O tempora! O Associated Press!

I haven’t been following the St. Paul’s School rape case. Apparently a senior boy told his buddies he’d had sex with a freshman girl when the girl was 15; seducing freshmen seems to have been considered a badge of honor among seniors. He was charged not only with sex with a minor but also with rape; the girl claimed he forced himself on her. He asserted that everything was consensual and stopped short of full intercourse.

The jury convicted him of sex with a minor (a misdemeanor) and using a computer to seduce a minor (weirdly, a felony) but acquitted him of rape.

Rather than lamenting the sexual mores of the rising generation, I want to lament its journalistic standards.
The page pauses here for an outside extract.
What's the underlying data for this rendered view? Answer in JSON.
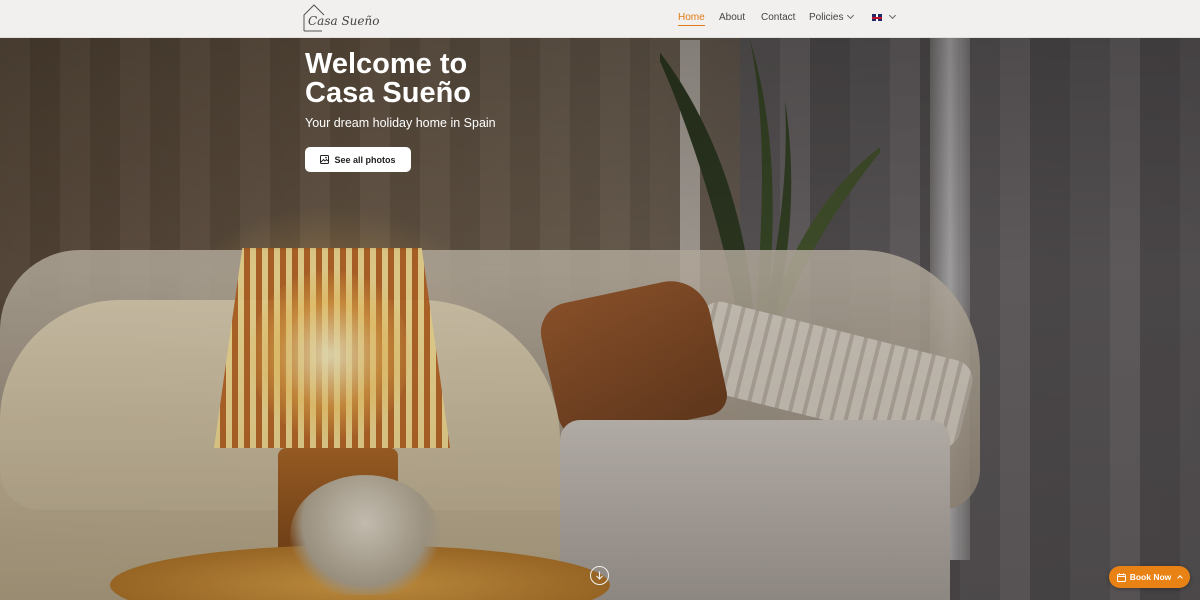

The Washington Post, which in my youth was a newspaper, with reporters and editors, where at least some of the reporters knew something about the topics they covered and at least some of the editors tried to keep obvious falsehoods out of the paper, ran an AP story that included the following sentence:

The jury by its verdict Friday signaled they didn’t believe Labrie’s assertions that he and the girl didn’t have intercourse but also didn’t believe her contention that it was against her will.

No, no, no, no, NO!

The jury “signaled” no such thing. Assuming that the jurors were following instructions, the verdict means that they were unanimously convinced beyond reasonable doubt that the accused penetrated a minor but were not convinced beyond reasonable doubt she had not consented. They could have all gone home saying “Yeah, seems way more likely than not that he forced her, but in a swearing contest it’s hard to be morally certain.” (Of course it’s also possible that the verdict was a compromise among conflicting jurors, which is against the rules but isn’t unknown.)

The more I think about this, the angrier I get. The victim, having been victimized once by the older boy and again by the criminal justice process, now suffers a gratuitous third victimization from the AP and the WaPo, which proclaim to the entire word, indelibly, that a jury found her to be a liar, when in fact it did not.

It seems implausible that there will be a retraction – not that it would do much good – and impossible that she can successfully sue for damages, since for this purpose she’s a “public figure” under the precedent in N.Y. Times v. Sullivan.. Why should reporters, editors, and publishers be allowed to negligently damage people by failing to do their job up to professional standards of competence, and escape scott-free? Note that this isn’t a matter of opinion; what the story says about the meaning of a “not guilty” verdict is simply wrong.

Apparently the strongest evidence against the accused was his own post-incident boasting to his classmates. He and his lawyer had to claim at trial that the boy was bragging about molesting an underage girl but hadn’t actually done so. Who knows? It might even be true. But it isn’t hard to see how the jury could dismiss that claim as far-fetched while remaining in some doubt on the consent question.  

The whole thing – more carefully described in this New York Times story – makes me wonder just how far New Hampshire law allows an eighteen-year-old to go with a fifteen-year old. And, as always, I wonder what a just sentence would look like for what the defendant was convicted of doing, rather than for the even worse thing he may well have actually done.